Myriam Boulos for TIMESome protesters on Aug. Eight reportedly threw stones and particles at officers or jumped over barricades that had closed off entry to parliament, whereas others entered authorities ministries. Officers responded with heavy volleys of tear fuel and rubber bullets.
A group of women inside a van avoid thick clouds of tear gas in Beirut on Aug. 8.
Myriam Boulos for TIMEA bunch of ladies inside a van keep away from thick clouds of tear fuel in Beirut on Aug. 8.
A man who was wounded during a demonstration on Aug. 11.
Myriam Boulos for TIMEA person who was wounded throughout an illustration on Aug. 11. At protests for the reason that blast, researchers with Human Rights Watch have noticed birdshot pellets being fired “indiscriminately” at protesters by safety forces. After assaults on members of the press at varied demonstrations, the Committee to Defend Journalists urged Lebanese authorities to analyze and maintain accountable these discovered to be accountable. On Aug. 13, in a transfer that involved rights teams, the parliament accepted a state of emergency in Beirut that grants sweeping powers to the navy as fashionable criticism mounts.

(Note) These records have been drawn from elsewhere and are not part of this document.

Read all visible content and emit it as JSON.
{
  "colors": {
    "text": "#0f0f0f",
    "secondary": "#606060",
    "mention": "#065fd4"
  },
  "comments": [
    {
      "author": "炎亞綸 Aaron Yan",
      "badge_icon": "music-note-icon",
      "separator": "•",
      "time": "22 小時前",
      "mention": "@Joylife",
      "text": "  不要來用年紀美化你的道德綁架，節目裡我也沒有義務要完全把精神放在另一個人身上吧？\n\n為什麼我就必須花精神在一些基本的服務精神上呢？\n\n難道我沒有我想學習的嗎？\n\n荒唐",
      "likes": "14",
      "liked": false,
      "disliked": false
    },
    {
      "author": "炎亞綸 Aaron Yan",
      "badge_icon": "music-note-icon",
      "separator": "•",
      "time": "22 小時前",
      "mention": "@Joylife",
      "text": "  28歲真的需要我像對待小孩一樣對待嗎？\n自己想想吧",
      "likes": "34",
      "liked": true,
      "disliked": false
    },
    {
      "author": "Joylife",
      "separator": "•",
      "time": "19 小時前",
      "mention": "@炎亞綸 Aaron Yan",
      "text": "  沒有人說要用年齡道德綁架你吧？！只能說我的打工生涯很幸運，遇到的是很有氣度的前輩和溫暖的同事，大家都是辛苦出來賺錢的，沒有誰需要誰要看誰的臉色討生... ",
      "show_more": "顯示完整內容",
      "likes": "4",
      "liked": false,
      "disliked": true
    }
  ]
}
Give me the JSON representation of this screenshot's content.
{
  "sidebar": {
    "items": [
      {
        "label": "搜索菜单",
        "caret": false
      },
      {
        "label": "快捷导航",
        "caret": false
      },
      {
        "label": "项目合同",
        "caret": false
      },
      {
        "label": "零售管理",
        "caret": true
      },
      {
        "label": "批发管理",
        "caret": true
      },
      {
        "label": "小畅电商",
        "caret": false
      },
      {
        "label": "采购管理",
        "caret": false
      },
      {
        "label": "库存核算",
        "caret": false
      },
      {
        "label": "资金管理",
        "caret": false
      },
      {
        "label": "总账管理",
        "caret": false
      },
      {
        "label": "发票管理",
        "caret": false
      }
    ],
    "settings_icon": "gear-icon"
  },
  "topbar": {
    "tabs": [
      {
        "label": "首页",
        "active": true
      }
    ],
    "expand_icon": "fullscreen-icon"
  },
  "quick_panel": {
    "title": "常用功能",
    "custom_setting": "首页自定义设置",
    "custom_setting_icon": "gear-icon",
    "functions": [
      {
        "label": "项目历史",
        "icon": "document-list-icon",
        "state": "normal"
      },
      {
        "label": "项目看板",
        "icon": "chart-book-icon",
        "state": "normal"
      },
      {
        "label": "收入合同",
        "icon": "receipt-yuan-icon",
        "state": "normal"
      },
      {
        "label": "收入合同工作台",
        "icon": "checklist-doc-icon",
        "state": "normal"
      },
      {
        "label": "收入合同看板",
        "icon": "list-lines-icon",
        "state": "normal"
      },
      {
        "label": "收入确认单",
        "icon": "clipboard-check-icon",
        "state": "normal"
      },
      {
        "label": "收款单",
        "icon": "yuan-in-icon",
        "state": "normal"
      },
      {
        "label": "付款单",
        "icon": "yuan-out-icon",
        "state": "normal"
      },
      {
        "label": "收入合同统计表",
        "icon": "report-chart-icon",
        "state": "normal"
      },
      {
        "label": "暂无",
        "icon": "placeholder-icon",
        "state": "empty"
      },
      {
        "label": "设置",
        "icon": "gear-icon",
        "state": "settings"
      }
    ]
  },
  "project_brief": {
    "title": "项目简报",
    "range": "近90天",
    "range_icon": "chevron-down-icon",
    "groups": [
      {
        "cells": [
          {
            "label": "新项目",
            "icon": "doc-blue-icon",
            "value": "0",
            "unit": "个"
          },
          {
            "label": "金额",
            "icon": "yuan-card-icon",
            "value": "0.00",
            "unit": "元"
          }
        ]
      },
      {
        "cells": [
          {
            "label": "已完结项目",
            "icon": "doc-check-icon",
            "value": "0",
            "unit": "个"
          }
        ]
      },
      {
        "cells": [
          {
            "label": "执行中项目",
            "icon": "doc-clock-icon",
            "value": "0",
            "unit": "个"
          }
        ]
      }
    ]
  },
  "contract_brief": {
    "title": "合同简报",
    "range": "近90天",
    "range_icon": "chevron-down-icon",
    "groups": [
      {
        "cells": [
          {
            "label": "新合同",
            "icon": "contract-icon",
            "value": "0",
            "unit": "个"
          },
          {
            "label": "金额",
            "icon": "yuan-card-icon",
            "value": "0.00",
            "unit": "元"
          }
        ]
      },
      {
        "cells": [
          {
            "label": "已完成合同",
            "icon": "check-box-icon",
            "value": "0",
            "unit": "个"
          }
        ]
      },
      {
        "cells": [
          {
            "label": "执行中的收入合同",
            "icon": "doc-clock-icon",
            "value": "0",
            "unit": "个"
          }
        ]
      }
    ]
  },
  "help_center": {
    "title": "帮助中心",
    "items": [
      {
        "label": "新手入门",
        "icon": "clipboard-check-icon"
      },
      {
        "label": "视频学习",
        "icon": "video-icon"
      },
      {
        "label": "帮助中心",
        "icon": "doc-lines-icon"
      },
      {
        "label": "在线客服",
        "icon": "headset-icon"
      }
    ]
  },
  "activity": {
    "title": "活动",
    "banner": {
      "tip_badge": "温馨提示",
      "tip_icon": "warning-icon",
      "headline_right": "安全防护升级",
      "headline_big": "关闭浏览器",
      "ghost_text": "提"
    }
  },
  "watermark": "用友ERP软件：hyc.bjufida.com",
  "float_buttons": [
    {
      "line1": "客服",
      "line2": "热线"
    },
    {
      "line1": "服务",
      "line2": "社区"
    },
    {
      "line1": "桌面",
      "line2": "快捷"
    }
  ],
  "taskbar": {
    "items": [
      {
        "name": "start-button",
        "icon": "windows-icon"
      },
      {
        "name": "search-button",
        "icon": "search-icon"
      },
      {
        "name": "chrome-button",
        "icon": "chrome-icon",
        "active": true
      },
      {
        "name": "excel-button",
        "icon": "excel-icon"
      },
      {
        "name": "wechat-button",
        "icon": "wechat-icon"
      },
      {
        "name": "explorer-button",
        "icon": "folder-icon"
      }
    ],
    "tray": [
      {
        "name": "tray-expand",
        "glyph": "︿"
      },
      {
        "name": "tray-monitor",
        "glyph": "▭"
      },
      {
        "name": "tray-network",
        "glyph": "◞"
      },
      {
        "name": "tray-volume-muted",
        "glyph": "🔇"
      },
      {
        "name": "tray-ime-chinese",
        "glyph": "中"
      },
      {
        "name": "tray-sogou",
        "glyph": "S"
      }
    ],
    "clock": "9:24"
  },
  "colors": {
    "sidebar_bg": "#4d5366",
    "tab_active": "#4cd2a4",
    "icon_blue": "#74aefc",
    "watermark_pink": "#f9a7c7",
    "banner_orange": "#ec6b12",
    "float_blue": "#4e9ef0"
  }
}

He discovered them in all places. He held a compress to a wounded nurse exterior a destroyed hospital, then reduce his personal hand lifting a metallic pole out of the highway. He helped an previous man scuffling with a bandage, and took off his shirt for a lady carrying two infants from a destroyed hospital. One other passerby gave his shirt for a 3rd child. Again on the ruined hospital, he noticed a girl with a horrible wound on her face. Her title was Angelique. “I couldn’t fairly get her household title at first due to her numb lips,” he says.

Kanaan took her telephone, reassuring relations who had been calling consistently. Within the mayhem, an ambulance appeared. He bundled Angelique right into a scene that might stick with him: On a stretcher was a younger lady named Alexandra, struggling to breathe, “her grandpa on the again, a woman physician subsequent to him, insufflating Alexandra, her dad with a damaged left cheekbone, Angelique subsequent to him, myself, a wounded previous woman in entrance of me, a wounded previous man subsequent to her behind the driving force and a rescuer, I consider,” Kanaan says. Alexandra wouldn’t survive.

Myriam Boulos for TIMEHatem Imam and Maya Moumne of Studio Safar, a design and communications company, photographed on Aug. 10. The explosion “successfully eradicated any semblance of normalcy, and with it any remnant of decency,” the pair mentioned. “The obscenity of the negligence of a state that knowingly shops 2,750 tons of extremely explosive supplies in its capital’s port is barely multiplied by this state’s sickening lack of recourse within the aftermath.”
A small cactus rests on broken glass. Cleanup efforts have been left to volunteers, with authorities all but invisible.
Myriam Boulos for TIMEA cactus rests on damaged glass. Cleanup efforts have been left to volunteers, with authorities all however invisible.

It was six days after the blast that Prime Minister Hassan Diab resigned, saying he needed to face with the individuals “and struggle the battle for change alongside them.” The subsequent day, one week to the minute after the explosion, residents gathered within the wreckage of their capital At 6:08 p.m., what moved via the air was not a blast wave however the Muslim name to prayer, and the peal of church bells.

“Allow us to hope that this disaster doesn’t destroy us even additional however slightly provides us a a lot wanted power,” says Estephan. “As a result of that is our final probability. We should change in the present day, or by no means.”

—With reporting by Myriam Boulos/Beirut and Madeline Roache/London